+++ RECORDS FOR THIS EXERCISE

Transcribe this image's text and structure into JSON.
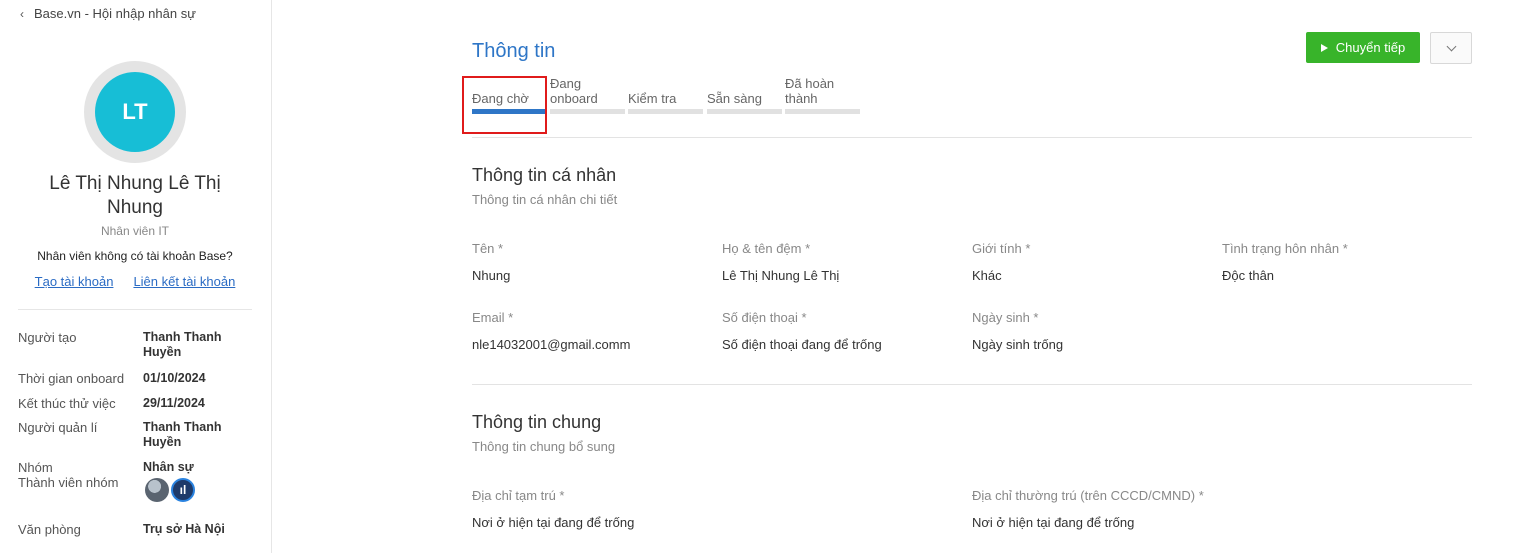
{
  "sidebar": {
    "back_label": "Base.vn - Hội nhập nhân sự",
    "avatar_initials": "LT",
    "name": "Lê Thị Nhung Lê Thị Nhung",
    "role": "Nhân viên IT",
    "no_account_text": "Nhân viên không có tài khoản Base?",
    "create_account": "Tạo tài khoản",
    "link_account": "Liên kết tài khoản",
    "info": [
      {
        "key": "Người tạo",
        "value": "Thanh Thanh Huyền"
      },
      {
        "key": "Thời gian onboard",
        "value": "01/10/2024"
      },
      {
        "key": "Kết thúc thử việc",
        "value": "29/11/2024"
      },
      {
        "key": "Người quản lí",
        "value": "Thanh Thanh Huyền"
      },
      {
        "key": "Nhóm",
        "value": "Nhân sự"
      },
      {
        "key": "Thành viên nhóm",
        "value": ""
      },
      {
        "key": "Văn phòng",
        "value": "Trụ sở Hà Nội"
      }
    ]
  },
  "main": {
    "title": "Thông tin",
    "next_button": "Chuyển tiếp",
    "steps": [
      {
        "label": "Đang chờ",
        "active": true
      },
      {
        "label": "Đang onboard",
        "active": false
      },
      {
        "label": "Kiểm tra",
        "active": false
      },
      {
        "label": "Sẵn sàng",
        "active": false
      },
      {
        "label": "Đã hoàn thành",
        "active": false
      }
    ],
    "personal": {
      "title": "Thông tin cá nhân",
      "subtitle": "Thông tin cá nhân chi tiết",
      "fields": [
        {
          "label": "Tên *",
          "value": "Nhung"
        },
        {
          "label": "Họ & tên đệm *",
          "value": "Lê Thị Nhung Lê Thị"
        },
        {
          "label": "Giới tính *",
          "value": "Khác"
        },
        {
          "label": "Tình trạng hôn nhân *",
          "value": "Độc thân"
        },
        {
          "label": "Email *",
          "value": "nle14032001@gmail.comm"
        },
        {
          "label": "Số điện thoại *",
          "value": "Số điện thoại đang để trống"
        },
        {
          "label": "Ngày sinh *",
          "value": "Ngày sinh trống"
        }
      ]
    },
    "general": {
      "title": "Thông tin chung",
      "subtitle": "Thông tin chung bổ sung",
      "fields": [
        {
          "label": "Địa chỉ tạm trú *",
          "value": "Nơi ở hiện tại đang để trống"
        },
        {
          "label": "Địa chỉ thường trú (trên CCCD/CMND) *",
          "value": "Nơi ở hiện tại đang để trống"
        }
      ]
    }
  },
  "colors": {
    "accent": "#2e76c7",
    "avatar": "#17bed6",
    "next_button": "#38b42a",
    "highlight": "#e01b1b"
  }
}
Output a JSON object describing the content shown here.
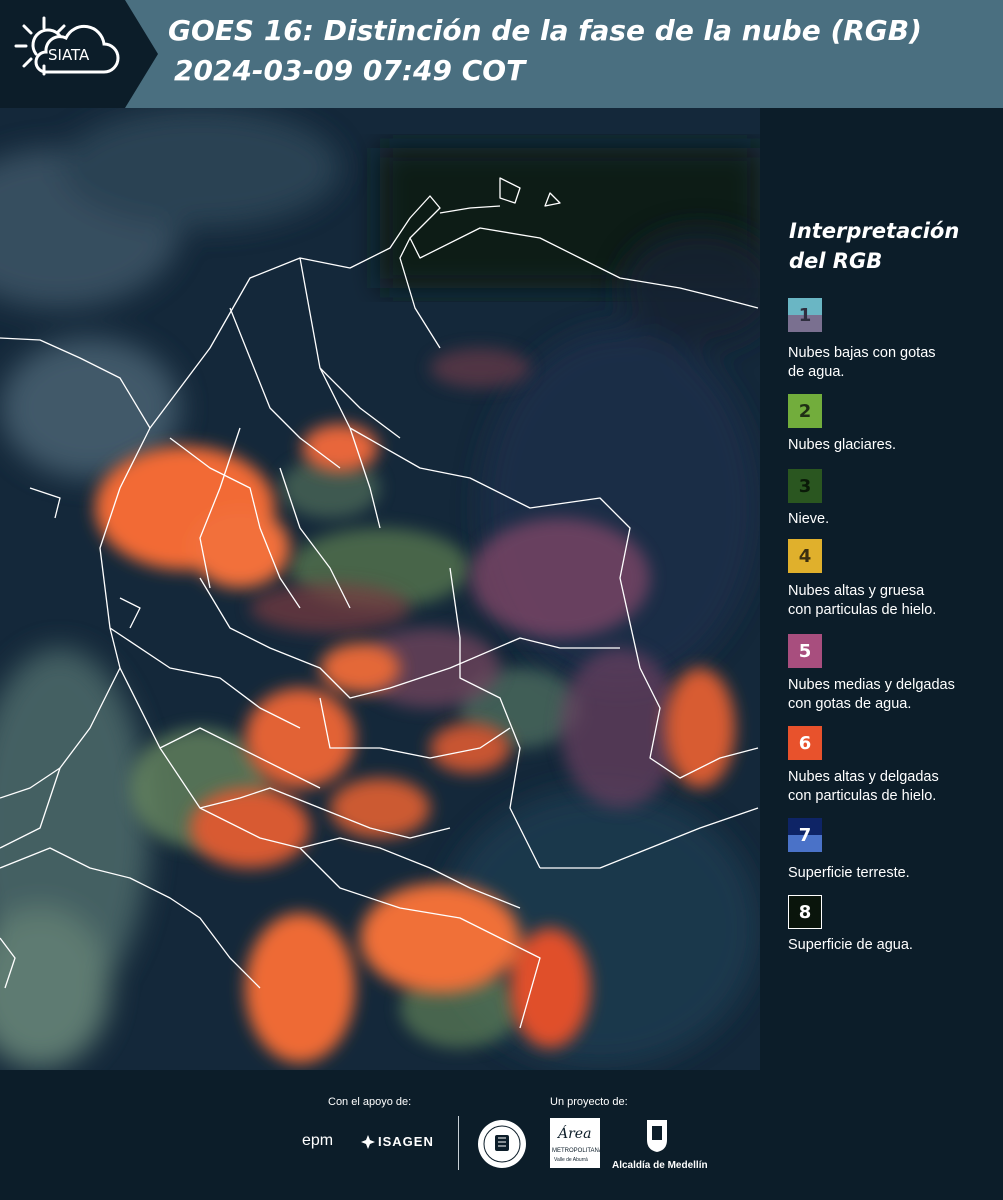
{
  "header": {
    "logo_text": "SIATA",
    "title": "GOES 16: Distinción de la fase de la nube (RGB)",
    "timestamp": "2024-03-09 07:49 COT"
  },
  "legend": {
    "title_line1": "Interpretación",
    "title_line2": "del RGB",
    "items": [
      {
        "num": "1",
        "label_line1": "Nubes bajas con gotas",
        "label_line2": "de agua.",
        "color": "#6ab6c4",
        "color2": "#7a7090"
      },
      {
        "num": "2",
        "label_line1": "Nubes glaciares.",
        "label_line2": "",
        "color": "#72ad3c"
      },
      {
        "num": "3",
        "label_line1": "Nieve.",
        "label_line2": "",
        "color": "#2a5620"
      },
      {
        "num": "4",
        "label_line1": "Nubes altas y gruesa",
        "label_line2": "con particulas de hielo.",
        "color": "#e0b02c"
      },
      {
        "num": "5",
        "label_line1": "Nubes medias y delgadas",
        "label_line2": "con gotas de agua.",
        "color": "#a84e7e"
      },
      {
        "num": "6",
        "label_line1": "Nubes altas y delgadas",
        "label_line2": "con particulas de hielo.",
        "color": "#e8522c"
      },
      {
        "num": "7",
        "label_line1": "Superficie terreste.",
        "label_line2": "",
        "color": "#0e2466",
        "color2": "#4a72c8"
      },
      {
        "num": "8",
        "label_line1": "Superficie de agua.",
        "label_line2": "",
        "color": "#0a150c"
      }
    ]
  },
  "footer": {
    "support_label": "Con el apoyo de:",
    "support_logos": [
      "epm",
      "ISAGEN"
    ],
    "project_label": "Un proyecto de:",
    "area_logo_main": "Área",
    "area_logo_line1": "METROPOLITANA",
    "area_logo_line2": "Valle de Aburrá",
    "alcaldia_label": "Alcaldía de Medellín"
  }
}
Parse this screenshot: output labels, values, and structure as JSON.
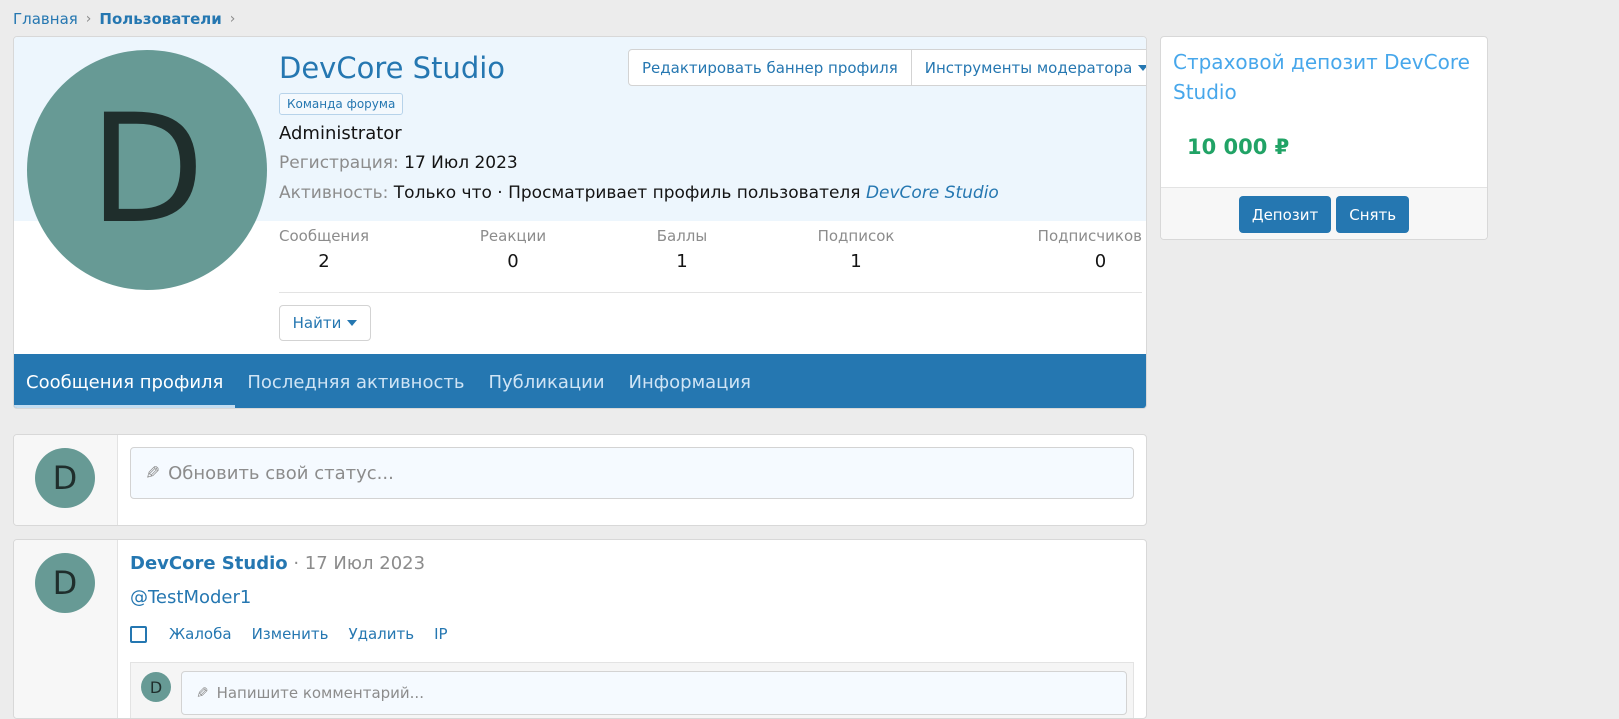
{
  "breadcrumb": {
    "home": "Главная",
    "current": "Пользователи",
    "separator": "›"
  },
  "profile": {
    "avatar_letter": "D",
    "name": "DevCore Studio",
    "banner": "Команда форума",
    "role": "Administrator",
    "registration_label": "Регистрация:",
    "registration_value": "17 Июл 2023",
    "activity_label": "Активность:",
    "activity_value": "Только что · Просматривает профиль пользователя",
    "activity_link": "DevCore Studio",
    "edit_banner_button": "Редактировать баннер профиля",
    "moderator_tools_button": "Инструменты модератора",
    "find_button": "Найти",
    "stats": [
      {
        "label": "Сообщения",
        "value": "2"
      },
      {
        "label": "Реакции",
        "value": "0"
      },
      {
        "label": "Баллы",
        "value": "1"
      },
      {
        "label": "Подписок",
        "value": "1"
      },
      {
        "label": "Подписчиков",
        "value": "0"
      }
    ],
    "tabs": [
      {
        "label": "Сообщения профиля",
        "active": true
      },
      {
        "label": "Последняя активность",
        "active": false
      },
      {
        "label": "Публикации",
        "active": false
      },
      {
        "label": "Информация",
        "active": false
      }
    ]
  },
  "status": {
    "avatar_letter": "D",
    "placeholder": "Обновить свой статус..."
  },
  "post": {
    "avatar_letter": "D",
    "author": "DevCore Studio",
    "date": " · 17 Июл 2023",
    "body": "@TestModer1",
    "actions": [
      "Жалоба",
      "Изменить",
      "Удалить",
      "IP"
    ],
    "comment_avatar_letter": "D",
    "comment_placeholder": "Напишите комментарий..."
  },
  "sidebar": {
    "title": "Страховой депозит DevCore Studio",
    "amount": "10 000 ₽",
    "deposit_button": "Депозит",
    "withdraw_button": "Снять"
  },
  "colors": {
    "accent": "#2577b1",
    "avatar": "#679a95",
    "amount": "#21a366"
  }
}
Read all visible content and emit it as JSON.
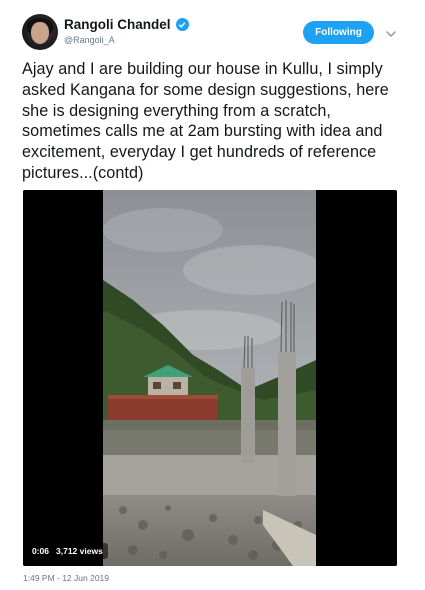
{
  "author": {
    "name": "Rangoli Chandel",
    "handle": "@Rangoli_A",
    "verified_icon": "verified-badge-icon"
  },
  "follow_button": {
    "label": "Following"
  },
  "tweet": {
    "text": "Ajay and I are building our house in Kullu, I simply asked Kangana for some design suggestions, here she is designing everything from a scratch, sometimes calls me at 2am bursting with idea and excitement, everyday I get hundreds of reference pictures...(contd)"
  },
  "video": {
    "current_time": "0:06",
    "views": "3,712 views"
  },
  "timestamp": "1:49 PM - 12 Jun 2019",
  "colors": {
    "accent": "#1da1f2",
    "text": "#14171a",
    "secondary_text": "#657786"
  }
}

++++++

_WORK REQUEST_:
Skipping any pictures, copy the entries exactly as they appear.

_TASK SOLUTION_:
Transcribe this image's text and structure into JSON.
{
  "sidebar": {
    "back_label": "Base.vn - Hội nhập nhân sự",
    "avatar_initials": "LT",
    "name": "Lê Thị Nhung Lê Thị Nhung",
    "role": "Nhân viên IT",
    "no_account_text": "Nhân viên không có tài khoản Base?",
    "create_account": "Tạo tài khoản",
    "link_account": "Liên kết tài khoản",
    "info": [
      {
        "key": "Người tạo",
        "value": "Thanh Thanh Huyền"
      },
      {
        "key": "Thời gian onboard",
        "value": "01/10/2024"
      },
      {
        "key": "Kết thúc thử việc",
        "value": "29/11/2024"
      },
      {
        "key": "Người quản lí",
        "value": "Thanh Thanh Huyền"
      },
      {
        "key": "Nhóm",
        "value": "Nhân sự"
      },
      {
        "key": "Thành viên nhóm",
        "value": ""
      },
      {
        "key": "Văn phòng",
        "value": "Trụ sở Hà Nội"
      }
    ]
  },
  "main": {
    "title": "Thông tin",
    "next_button": "Chuyển tiếp",
    "steps": [
      {
        "label": "Đang chờ",
        "active": true
      },
      {
        "label": "Đang onboard",
        "active": false
      },
      {
        "label": "Kiểm tra",
        "active": false
      },
      {
        "label": "Sẵn sàng",
        "active": false
      },
      {
        "label": "Đã hoàn thành",
        "active": false
      }
    ],
    "personal": {
      "title": "Thông tin cá nhân",
      "subtitle": "Thông tin cá nhân chi tiết",
      "fields": [
        {
          "label": "Tên *",
          "value": "Nhung"
        },
        {
          "label": "Họ & tên đệm *",
          "value": "Lê Thị Nhung Lê Thị"
        },
        {
          "label": "Giới tính *",
          "value": "Khác"
        },
        {
          "label": "Tình trạng hôn nhân *",
          "value": "Độc thân"
        },
        {
          "label": "Email *",
          "value": "nle14032001@gmail.comm"
        },
        {
          "label": "Số điện thoại *",
          "value": "Số điện thoại đang để trống"
        },
        {
          "label": "Ngày sinh *",
          "value": "Ngày sinh trống"
        }
      ]
    },
    "general": {
      "title": "Thông tin chung",
      "subtitle": "Thông tin chung bổ sung",
      "fields": [
        {
          "label": "Địa chỉ tạm trú *",
          "value": "Nơi ở hiện tại đang để trống"
        },
        {
          "label": "Địa chỉ thường trú (trên CCCD/CMND) *",
          "value": "Nơi ở hiện tại đang để trống"
        }
      ]
    }
  },
  "colors": {
    "accent": "#2e76c7",
    "avatar": "#17bed6",
    "next_button": "#38b42a",
    "highlight": "#e01b1b"
  }
}
Output a JSON object describing the content shown here.
{
  "header": {
    "logo_text": "SIATA",
    "title": "GOES 16: Distinción de la fase de la nube (RGB)",
    "timestamp": "2024-03-09 07:49 COT"
  },
  "legend": {
    "title_line1": "Interpretación",
    "title_line2": "del RGB",
    "items": [
      {
        "num": "1",
        "label_line1": "Nubes bajas con gotas",
        "label_line2": "de agua.",
        "color": "#6ab6c4",
        "color2": "#7a7090"
      },
      {
        "num": "2",
        "label_line1": "Nubes glaciares.",
        "label_line2": "",
        "color": "#72ad3c"
      },
      {
        "num": "3",
        "label_line1": "Nieve.",
        "label_line2": "",
        "color": "#2a5620"
      },
      {
        "num": "4",
        "label_line1": "Nubes altas y gruesa",
        "label_line2": "con particulas de hielo.",
        "color": "#e0b02c"
      },
      {
        "num": "5",
        "label_line1": "Nubes medias y delgadas",
        "label_line2": "con gotas de agua.",
        "color": "#a84e7e"
      },
      {
        "num": "6",
        "label_line1": "Nubes altas y delgadas",
        "label_line2": "con particulas de hielo.",
        "color": "#e8522c"
      },
      {
        "num": "7",
        "label_line1": "Superficie terreste.",
        "label_line2": "",
        "color": "#0e2466",
        "color2": "#4a72c8"
      },
      {
        "num": "8",
        "label_line1": "Superficie de agua.",
        "label_line2": "",
        "color": "#0a150c"
      }
    ]
  },
  "footer": {
    "support_label": "Con el apoyo de:",
    "support_logos": [
      "epm",
      "ISAGEN"
    ],
    "project_label": "Un proyecto de:",
    "area_logo_main": "Área",
    "area_logo_line1": "METROPOLITANA",
    "area_logo_line2": "Valle de Aburrá",
    "alcaldia_label": "Alcaldía de Medellín"
  }
}
Parse this screenshot: output labels, values, and structure as JSON.
{
  "breadcrumb": {
    "home": "Главная",
    "current": "Пользователи",
    "separator": "›"
  },
  "profile": {
    "avatar_letter": "D",
    "name": "DevCore Studio",
    "banner": "Команда форума",
    "role": "Administrator",
    "registration_label": "Регистрация:",
    "registration_value": "17 Июл 2023",
    "activity_label": "Активность:",
    "activity_value": "Только что · Просматривает профиль пользователя",
    "activity_link": "DevCore Studio",
    "edit_banner_button": "Редактировать баннер профиля",
    "moderator_tools_button": "Инструменты модератора",
    "find_button": "Найти",
    "stats": [
      {
        "label": "Сообщения",
        "value": "2"
      },
      {
        "label": "Реакции",
        "value": "0"
      },
      {
        "label": "Баллы",
        "value": "1"
      },
      {
        "label": "Подписок",
        "value": "1"
      },
      {
        "label": "Подписчиков",
        "value": "0"
      }
    ],
    "tabs": [
      {
        "label": "Сообщения профиля",
        "active": true
      },
      {
        "label": "Последняя активность",
        "active": false
      },
      {
        "label": "Публикации",
        "active": false
      },
      {
        "label": "Информация",
        "active": false
      }
    ]
  },
  "status": {
    "avatar_letter": "D",
    "placeholder": "Обновить свой статус..."
  },
  "post": {
    "avatar_letter": "D",
    "author": "DevCore Studio",
    "date": " · 17 Июл 2023",
    "body": "@TestModer1",
    "actions": [
      "Жалоба",
      "Изменить",
      "Удалить",
      "IP"
    ],
    "comment_avatar_letter": "D",
    "comment_placeholder": "Напишите комментарий..."
  },
  "sidebar": {
    "title": "Страховой депозит DevCore Studio",
    "amount": "10 000 ₽",
    "deposit_button": "Депозит",
    "withdraw_button": "Снять"
  },
  "colors": {
    "accent": "#2577b1",
    "avatar": "#679a95",
    "amount": "#21a366"
  }
}
Read all visible content and emit it as JSON.
{
  "author": {
    "name": "Rangoli Chandel",
    "handle": "@Rangoli_A",
    "verified_icon": "verified-badge-icon"
  },
  "follow_button": {
    "label": "Following"
  },
  "tweet": {
    "text": "Ajay and I are building our house in Kullu, I simply asked Kangana for some design suggestions, here she is designing everything from a scratch, sometimes calls me at 2am bursting with idea and excitement, everyday I get hundreds of reference pictures...(contd)"
  },
  "video": {
    "current_time": "0:06",
    "views": "3,712 views"
  },
  "timestamp": "1:49 PM - 12 Jun 2019",
  "colors": {
    "accent": "#1da1f2",
    "text": "#14171a",
    "secondary_text": "#657786"
  }
}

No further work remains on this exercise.